Collected data:
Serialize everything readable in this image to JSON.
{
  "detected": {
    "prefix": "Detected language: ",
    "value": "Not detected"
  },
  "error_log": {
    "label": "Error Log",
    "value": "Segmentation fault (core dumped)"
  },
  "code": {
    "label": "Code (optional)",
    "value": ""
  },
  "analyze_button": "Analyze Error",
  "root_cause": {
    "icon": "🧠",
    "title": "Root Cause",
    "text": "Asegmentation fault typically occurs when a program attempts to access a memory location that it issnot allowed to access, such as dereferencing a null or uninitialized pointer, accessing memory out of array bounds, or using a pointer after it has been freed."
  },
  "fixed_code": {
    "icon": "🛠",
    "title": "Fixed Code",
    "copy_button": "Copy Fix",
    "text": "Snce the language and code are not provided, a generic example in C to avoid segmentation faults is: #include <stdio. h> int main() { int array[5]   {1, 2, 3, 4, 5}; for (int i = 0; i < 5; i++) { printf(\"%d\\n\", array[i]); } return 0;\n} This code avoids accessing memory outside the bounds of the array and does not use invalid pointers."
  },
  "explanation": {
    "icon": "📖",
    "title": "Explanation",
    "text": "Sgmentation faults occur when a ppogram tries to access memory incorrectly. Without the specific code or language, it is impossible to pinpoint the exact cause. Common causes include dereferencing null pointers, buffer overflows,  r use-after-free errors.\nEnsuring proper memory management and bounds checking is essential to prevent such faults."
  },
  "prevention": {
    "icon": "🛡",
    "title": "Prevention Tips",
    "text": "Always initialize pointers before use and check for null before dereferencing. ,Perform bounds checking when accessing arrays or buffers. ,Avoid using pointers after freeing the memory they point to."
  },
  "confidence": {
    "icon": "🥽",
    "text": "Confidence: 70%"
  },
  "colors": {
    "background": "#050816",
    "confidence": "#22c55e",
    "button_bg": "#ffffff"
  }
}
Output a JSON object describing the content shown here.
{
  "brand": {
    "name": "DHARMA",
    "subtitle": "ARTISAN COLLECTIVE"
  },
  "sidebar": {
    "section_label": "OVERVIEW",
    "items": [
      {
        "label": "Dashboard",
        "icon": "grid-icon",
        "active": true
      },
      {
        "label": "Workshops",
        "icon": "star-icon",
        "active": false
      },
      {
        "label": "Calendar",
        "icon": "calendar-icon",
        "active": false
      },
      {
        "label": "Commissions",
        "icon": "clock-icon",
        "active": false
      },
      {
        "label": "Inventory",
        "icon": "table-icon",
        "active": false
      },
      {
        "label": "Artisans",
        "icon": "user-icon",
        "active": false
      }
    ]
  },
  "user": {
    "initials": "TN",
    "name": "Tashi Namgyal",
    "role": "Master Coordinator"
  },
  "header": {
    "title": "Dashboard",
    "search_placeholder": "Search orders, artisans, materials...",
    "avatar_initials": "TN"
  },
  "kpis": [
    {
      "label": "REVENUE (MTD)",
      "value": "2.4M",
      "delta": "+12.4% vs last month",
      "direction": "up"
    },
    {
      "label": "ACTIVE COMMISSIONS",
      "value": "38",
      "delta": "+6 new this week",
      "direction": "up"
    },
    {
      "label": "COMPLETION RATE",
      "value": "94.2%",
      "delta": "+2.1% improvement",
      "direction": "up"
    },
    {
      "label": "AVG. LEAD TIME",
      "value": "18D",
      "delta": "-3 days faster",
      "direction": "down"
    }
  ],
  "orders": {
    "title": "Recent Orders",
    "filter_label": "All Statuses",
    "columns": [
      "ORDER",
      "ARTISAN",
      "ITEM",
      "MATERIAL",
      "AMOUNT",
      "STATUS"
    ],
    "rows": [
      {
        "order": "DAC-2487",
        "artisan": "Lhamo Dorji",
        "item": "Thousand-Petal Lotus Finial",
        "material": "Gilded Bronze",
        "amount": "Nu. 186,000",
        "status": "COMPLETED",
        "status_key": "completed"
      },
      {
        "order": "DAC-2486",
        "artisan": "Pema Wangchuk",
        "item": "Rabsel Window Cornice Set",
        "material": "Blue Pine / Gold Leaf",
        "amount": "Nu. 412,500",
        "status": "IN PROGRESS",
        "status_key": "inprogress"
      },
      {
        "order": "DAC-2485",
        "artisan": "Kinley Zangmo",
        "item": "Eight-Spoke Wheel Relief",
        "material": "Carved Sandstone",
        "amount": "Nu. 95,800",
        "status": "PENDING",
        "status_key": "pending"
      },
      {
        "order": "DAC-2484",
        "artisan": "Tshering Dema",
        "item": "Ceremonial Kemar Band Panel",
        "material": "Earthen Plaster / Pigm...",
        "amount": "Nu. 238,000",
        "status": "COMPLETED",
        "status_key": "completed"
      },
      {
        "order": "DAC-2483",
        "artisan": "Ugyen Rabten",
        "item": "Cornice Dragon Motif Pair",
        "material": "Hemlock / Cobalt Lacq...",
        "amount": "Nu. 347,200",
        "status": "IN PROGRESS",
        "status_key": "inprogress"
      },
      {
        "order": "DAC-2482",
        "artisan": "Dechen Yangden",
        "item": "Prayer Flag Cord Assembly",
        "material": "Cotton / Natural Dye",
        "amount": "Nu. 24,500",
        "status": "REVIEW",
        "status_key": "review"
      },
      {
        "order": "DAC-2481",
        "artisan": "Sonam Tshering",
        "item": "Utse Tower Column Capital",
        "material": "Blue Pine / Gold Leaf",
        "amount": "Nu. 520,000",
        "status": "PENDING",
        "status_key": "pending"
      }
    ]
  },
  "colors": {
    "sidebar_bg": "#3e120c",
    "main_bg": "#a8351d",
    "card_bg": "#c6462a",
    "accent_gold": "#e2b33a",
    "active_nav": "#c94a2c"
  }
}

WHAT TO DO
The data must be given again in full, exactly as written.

OUTPUT FOR THIS EXERCISE
Serialize everything readable in this image to JSON.
{
  "detected": {
    "prefix": "Detected language: ",
    "value": "Not detected"
  },
  "error_log": {
    "label": "Error Log",
    "value": "Segmentation fault (core dumped)"
  },
  "code": {
    "label": "Code (optional)",
    "value": ""
  },
  "analyze_button": "Analyze Error",
  "root_cause": {
    "icon": "🧠",
    "title": "Root Cause",
    "text": "Asegmentation fault typically occurs when a program attempts to access a memory location that it issnot allowed to access, such as dereferencing a null or uninitialized pointer, accessing memory out of array bounds, or using a pointer after it has been freed."
  },
  "fixed_code": {
    "icon": "🛠",
    "title": "Fixed Code",
    "copy_button": "Copy Fix",
    "text": "Snce the language and code are not provided, a generic example in C to avoid segmentation faults is: #include <stdio. h> int main() { int array[5]   {1, 2, 3, 4, 5}; for (int i = 0; i < 5; i++) { printf(\"%d\\n\", array[i]); } return 0;\n} This code avoids accessing memory outside the bounds of the array and does not use invalid pointers."
  },
  "explanation": {
    "icon": "📖",
    "title": "Explanation",
    "text": "Sgmentation faults occur when a ppogram tries to access memory incorrectly. Without the specific code or language, it is impossible to pinpoint the exact cause. Common causes include dereferencing null pointers, buffer overflows,  r use-after-free errors.\nEnsuring proper memory management and bounds checking is essential to prevent such faults."
  },
  "prevention": {
    "icon": "🛡",
    "title": "Prevention Tips",
    "text": "Always initialize pointers before use and check for null before dereferencing. ,Perform bounds checking when accessing arrays or buffers. ,Avoid using pointers after freeing the memory they point to."
  },
  "confidence": {
    "icon": "🥽",
    "text": "Confidence: 70%"
  },
  "colors": {
    "background": "#050816",
    "confidence": "#22c55e",
    "button_bg": "#ffffff"
  }
}
Output a JSON object describing the content shown here.
{
  "brand": {
    "name": "DHARMA",
    "subtitle": "ARTISAN COLLECTIVE"
  },
  "sidebar": {
    "section_label": "OVERVIEW",
    "items": [
      {
        "label": "Dashboard",
        "icon": "grid-icon",
        "active": true
      },
      {
        "label": "Workshops",
        "icon": "star-icon",
        "active": false
      },
      {
        "label": "Calendar",
        "icon": "calendar-icon",
        "active": false
      },
      {
        "label": "Commissions",
        "icon": "clock-icon",
        "active": false
      },
      {
        "label": "Inventory",
        "icon": "table-icon",
        "active": false
      },
      {
        "label": "Artisans",
        "icon": "user-icon",
        "active": false
      }
    ]
  },
  "user": {
    "initials": "TN",
    "name": "Tashi Namgyal",
    "role": "Master Coordinator"
  },
  "header": {
    "title": "Dashboard",
    "search_placeholder": "Search orders, artisans, materials...",
    "avatar_initials": "TN"
  },
  "kpis": [
    {
      "label": "REVENUE (MTD)",
      "value": "2.4M",
      "delta": "+12.4% vs last month",
      "direction": "up"
    },
    {
      "label": "ACTIVE COMMISSIONS",
      "value": "38",
      "delta": "+6 new this week",
      "direction": "up"
    },
    {
      "label": "COMPLETION RATE",
      "value": "94.2%",
      "delta": "+2.1% improvement",
      "direction": "up"
    },
    {
      "label": "AVG. LEAD TIME",
      "value": "18D",
      "delta": "-3 days faster",
      "direction": "down"
    }
  ],
  "orders": {
    "title": "Recent Orders",
    "filter_label": "All Statuses",
    "columns": [
      "ORDER",
      "ARTISAN",
      "ITEM",
      "MATERIAL",
      "AMOUNT",
      "STATUS"
    ],
    "rows": [
      {
        "order": "DAC-2487",
        "artisan": "Lhamo Dorji",
        "item": "Thousand-Petal Lotus Finial",
        "material": "Gilded Bronze",
        "amount": "Nu. 186,000",
        "status": "COMPLETED",
        "status_key": "completed"
      },
      {
        "order": "DAC-2486",
        "artisan": "Pema Wangchuk",
        "item": "Rabsel Window Cornice Set",
        "material": "Blue Pine / Gold Leaf",
        "amount": "Nu. 412,500",
        "status": "IN PROGRESS",
        "status_key": "inprogress"
      },
      {
        "order": "DAC-2485",
        "artisan": "Kinley Zangmo",
        "item": "Eight-Spoke Wheel Relief",
        "material": "Carved Sandstone",
        "amount": "Nu. 95,800",
        "status": "PENDING",
        "status_key": "pending"
      },
      {
        "order": "DAC-2484",
        "artisan": "Tshering Dema",
        "item": "Ceremonial Kemar Band Panel",
        "material": "Earthen Plaster / Pigm...",
        "amount": "Nu. 238,000",
        "status": "COMPLETED",
        "status_key": "completed"
      },
      {
        "order": "DAC-2483",
        "artisan": "Ugyen Rabten",
        "item": "Cornice Dragon Motif Pair",
        "material": "Hemlock / Cobalt Lacq...",
        "amount": "Nu. 347,200",
        "status": "IN PROGRESS",
        "status_key": "inprogress"
      },
      {
        "order": "DAC-2482",
        "artisan": "Dechen Yangden",
        "item": "Prayer Flag Cord Assembly",
        "material": "Cotton / Natural Dye",
        "amount": "Nu. 24,500",
        "status": "REVIEW",
        "status_key": "review"
      },
      {
        "order": "DAC-2481",
        "artisan": "Sonam Tshering",
        "item": "Utse Tower Column Capital",
        "material": "Blue Pine / Gold Leaf",
        "amount": "Nu. 520,000",
        "status": "PENDING",
        "status_key": "pending"
      }
    ]
  },
  "colors": {
    "sidebar_bg": "#3e120c",
    "main_bg": "#a8351d",
    "card_bg": "#c6462a",
    "accent_gold": "#e2b33a",
    "active_nav": "#c94a2c"
  }
}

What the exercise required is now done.